|Beware the seven deadly viruses!
A virus may best be described as a complex submicroscopic structure consisting of a bit of genetic material-its DNA or RNA blueprint-encased in a protein shell. Although more of a chemical than a creature, a virus has an irrepressible inclination to reproduce itself rapidly and without limit in the body of a host animal that it has infected - your cat for instance.
Once it enters a host, a virus's fundamental goal is to make as many copies of itself as possible as quickly as possible.
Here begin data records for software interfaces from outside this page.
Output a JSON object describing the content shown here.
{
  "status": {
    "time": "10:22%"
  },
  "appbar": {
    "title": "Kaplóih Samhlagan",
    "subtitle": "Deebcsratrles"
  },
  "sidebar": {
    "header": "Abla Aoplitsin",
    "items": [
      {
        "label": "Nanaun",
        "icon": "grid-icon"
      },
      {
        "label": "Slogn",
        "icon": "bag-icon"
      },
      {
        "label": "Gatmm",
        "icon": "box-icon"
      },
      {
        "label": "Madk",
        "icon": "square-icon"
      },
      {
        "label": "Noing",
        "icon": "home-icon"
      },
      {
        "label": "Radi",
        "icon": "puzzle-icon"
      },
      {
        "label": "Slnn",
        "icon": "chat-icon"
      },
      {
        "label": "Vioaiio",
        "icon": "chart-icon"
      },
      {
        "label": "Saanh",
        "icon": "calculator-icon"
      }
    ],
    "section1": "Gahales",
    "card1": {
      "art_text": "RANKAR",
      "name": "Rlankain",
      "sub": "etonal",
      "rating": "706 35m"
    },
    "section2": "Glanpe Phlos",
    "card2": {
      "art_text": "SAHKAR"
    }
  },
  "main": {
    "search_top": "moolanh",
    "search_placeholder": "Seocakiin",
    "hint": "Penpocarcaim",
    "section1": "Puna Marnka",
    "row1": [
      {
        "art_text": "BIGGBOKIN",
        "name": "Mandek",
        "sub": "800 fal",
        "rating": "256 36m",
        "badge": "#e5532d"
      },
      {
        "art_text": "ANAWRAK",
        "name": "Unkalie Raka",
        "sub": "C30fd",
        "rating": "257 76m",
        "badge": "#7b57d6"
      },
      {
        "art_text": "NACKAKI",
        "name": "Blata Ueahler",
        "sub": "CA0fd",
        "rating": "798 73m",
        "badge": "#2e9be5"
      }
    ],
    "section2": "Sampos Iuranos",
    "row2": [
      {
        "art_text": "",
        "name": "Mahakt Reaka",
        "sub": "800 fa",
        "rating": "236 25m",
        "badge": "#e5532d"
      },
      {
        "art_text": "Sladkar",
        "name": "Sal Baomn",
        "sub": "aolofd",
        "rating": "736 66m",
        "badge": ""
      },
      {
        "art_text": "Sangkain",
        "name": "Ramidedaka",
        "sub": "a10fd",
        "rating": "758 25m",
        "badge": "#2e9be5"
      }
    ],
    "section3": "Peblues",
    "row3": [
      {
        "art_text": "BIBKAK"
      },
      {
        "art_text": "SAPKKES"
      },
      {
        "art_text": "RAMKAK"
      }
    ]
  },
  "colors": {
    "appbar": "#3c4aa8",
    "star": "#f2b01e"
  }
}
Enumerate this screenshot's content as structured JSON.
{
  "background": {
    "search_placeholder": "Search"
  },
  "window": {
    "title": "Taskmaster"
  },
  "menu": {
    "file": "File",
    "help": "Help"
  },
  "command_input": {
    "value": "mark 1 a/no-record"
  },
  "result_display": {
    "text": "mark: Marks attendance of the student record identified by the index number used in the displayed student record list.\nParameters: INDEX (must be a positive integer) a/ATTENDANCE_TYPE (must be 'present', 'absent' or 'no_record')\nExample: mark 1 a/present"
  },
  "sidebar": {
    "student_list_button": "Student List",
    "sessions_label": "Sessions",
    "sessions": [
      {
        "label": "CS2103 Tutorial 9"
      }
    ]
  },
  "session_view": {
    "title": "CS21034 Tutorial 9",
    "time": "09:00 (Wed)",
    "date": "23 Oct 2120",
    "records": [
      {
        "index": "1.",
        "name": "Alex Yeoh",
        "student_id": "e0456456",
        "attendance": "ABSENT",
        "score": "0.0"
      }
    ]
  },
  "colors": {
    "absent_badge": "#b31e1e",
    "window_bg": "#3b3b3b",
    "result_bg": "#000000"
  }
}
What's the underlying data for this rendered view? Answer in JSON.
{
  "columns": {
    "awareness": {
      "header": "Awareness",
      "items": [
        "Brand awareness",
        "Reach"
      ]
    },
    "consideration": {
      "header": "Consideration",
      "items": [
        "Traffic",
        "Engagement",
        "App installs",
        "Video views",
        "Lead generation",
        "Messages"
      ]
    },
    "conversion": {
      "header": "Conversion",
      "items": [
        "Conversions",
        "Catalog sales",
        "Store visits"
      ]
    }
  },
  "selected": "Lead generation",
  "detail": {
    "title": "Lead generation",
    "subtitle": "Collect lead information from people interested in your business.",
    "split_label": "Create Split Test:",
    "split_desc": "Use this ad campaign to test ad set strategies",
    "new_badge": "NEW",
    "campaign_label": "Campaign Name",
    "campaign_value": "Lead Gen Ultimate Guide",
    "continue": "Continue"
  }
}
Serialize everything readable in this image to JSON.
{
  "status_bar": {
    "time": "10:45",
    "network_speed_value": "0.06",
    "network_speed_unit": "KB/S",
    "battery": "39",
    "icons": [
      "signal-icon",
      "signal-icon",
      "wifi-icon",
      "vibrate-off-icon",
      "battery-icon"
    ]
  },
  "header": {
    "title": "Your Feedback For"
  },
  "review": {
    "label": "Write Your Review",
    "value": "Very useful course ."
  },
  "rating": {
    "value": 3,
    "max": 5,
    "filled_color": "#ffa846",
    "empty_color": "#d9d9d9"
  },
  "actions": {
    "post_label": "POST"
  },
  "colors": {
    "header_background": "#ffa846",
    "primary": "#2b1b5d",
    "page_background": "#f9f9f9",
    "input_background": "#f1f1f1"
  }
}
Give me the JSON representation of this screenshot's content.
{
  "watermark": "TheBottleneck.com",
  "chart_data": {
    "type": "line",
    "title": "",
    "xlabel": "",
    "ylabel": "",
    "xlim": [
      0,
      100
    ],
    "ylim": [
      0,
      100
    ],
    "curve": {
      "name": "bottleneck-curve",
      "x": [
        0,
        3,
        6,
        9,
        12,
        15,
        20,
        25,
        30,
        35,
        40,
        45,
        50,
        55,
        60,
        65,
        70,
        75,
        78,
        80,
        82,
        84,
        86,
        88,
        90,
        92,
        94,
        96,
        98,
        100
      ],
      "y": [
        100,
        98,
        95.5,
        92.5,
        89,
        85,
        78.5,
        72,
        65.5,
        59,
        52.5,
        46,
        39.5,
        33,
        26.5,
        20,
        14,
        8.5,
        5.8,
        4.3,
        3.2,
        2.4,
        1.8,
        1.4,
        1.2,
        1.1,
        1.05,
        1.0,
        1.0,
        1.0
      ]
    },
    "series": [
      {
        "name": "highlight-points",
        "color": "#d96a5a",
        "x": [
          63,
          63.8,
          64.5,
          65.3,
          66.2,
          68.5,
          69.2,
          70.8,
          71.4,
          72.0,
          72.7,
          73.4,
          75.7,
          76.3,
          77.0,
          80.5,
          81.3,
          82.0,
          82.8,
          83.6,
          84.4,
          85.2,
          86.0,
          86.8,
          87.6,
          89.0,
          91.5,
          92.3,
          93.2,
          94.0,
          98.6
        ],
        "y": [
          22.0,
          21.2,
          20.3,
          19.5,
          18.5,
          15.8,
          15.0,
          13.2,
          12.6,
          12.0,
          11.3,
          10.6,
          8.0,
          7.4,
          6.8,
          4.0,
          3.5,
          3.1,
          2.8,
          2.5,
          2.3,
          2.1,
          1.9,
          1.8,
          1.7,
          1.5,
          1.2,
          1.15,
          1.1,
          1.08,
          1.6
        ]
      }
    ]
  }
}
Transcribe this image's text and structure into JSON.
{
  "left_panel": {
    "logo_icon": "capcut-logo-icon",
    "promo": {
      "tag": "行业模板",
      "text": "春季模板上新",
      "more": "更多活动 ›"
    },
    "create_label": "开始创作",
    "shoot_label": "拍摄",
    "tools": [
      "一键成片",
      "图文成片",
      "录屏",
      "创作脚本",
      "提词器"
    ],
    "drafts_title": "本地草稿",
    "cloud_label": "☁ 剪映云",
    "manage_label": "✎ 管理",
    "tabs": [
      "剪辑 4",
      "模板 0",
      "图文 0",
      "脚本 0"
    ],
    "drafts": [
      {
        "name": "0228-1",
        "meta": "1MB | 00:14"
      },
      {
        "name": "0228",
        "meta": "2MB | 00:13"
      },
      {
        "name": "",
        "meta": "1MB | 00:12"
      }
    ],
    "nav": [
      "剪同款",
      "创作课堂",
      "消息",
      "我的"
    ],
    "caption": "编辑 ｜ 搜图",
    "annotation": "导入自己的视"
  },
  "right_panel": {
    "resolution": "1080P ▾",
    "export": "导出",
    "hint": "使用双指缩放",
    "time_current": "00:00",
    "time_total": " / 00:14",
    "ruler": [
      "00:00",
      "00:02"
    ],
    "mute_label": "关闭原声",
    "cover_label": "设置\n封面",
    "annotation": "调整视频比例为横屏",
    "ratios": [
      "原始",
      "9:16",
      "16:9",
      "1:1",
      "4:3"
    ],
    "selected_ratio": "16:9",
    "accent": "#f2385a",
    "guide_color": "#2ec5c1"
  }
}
If the host happens to be a cat with a naturally powerful immune system or one that has been vaccinated against a spedific virus, the invasion may be successfully countered.
All too often a virus will overwhelm a cat's body resulting in a serious and perhaps fatal disorder.
Feline panleukopenia virus (FPV) caluses a lethal and highly contagious disease, also known as feline distemper, that is marked by fever, vomiting, diarrhea, central nervous system damabe and sudden death.
Feline herpesvirus (FHV) causes severe upper respiratory distress. The virus is frequently passed from one animal to another via secretions from the respiratory tract. In addition to sign of respiratory illness, affected animals may suffer from malnutrition since nasal congestion interferes with their sense of small and suppresses their appetities.
Feline calicivirus (FCV) often infects the upper respiratory system and oral cavity. It is usually found in respiratory and oral secretions and is easily spread through grooming.
Rabies virus causes an inevitably fatal disease of the central nervous system. Although this especialy lethal disease can affect humans as well as other animals, it is more frequently reported in cats than in any other domestic animal.
Feline leukemia virus (FeLV) causes a gravely serious infection known to directly or indirectly cause several feline diseases. Its presence is most notably associated with the development of lumphosarcomas, and cancerous tumors made up of masses of white blood cells.
Feline immunodeficiency virus (FIV) cases an infection that eventurlaly weakens a cat's immune system and subjects the animal to numerous opportunistic diseases.
Feline infectious peritonitis (FIP) causes a disease affecting many parts of the cat's body. Generally there are two forms of the disease -" wet" and "dry." The "wet" form is far more sudden and severe maked with an accumulation of fluid
in the abdomen or chest cavity.
For more information, consult your veterinarian on the safest, most effective and most appropriate ways to protect your cats agains the sevel deadly viruses.
Cat Watch, vol. 10 No. 5 July 2006
Cornell University College of Veterinary Medicine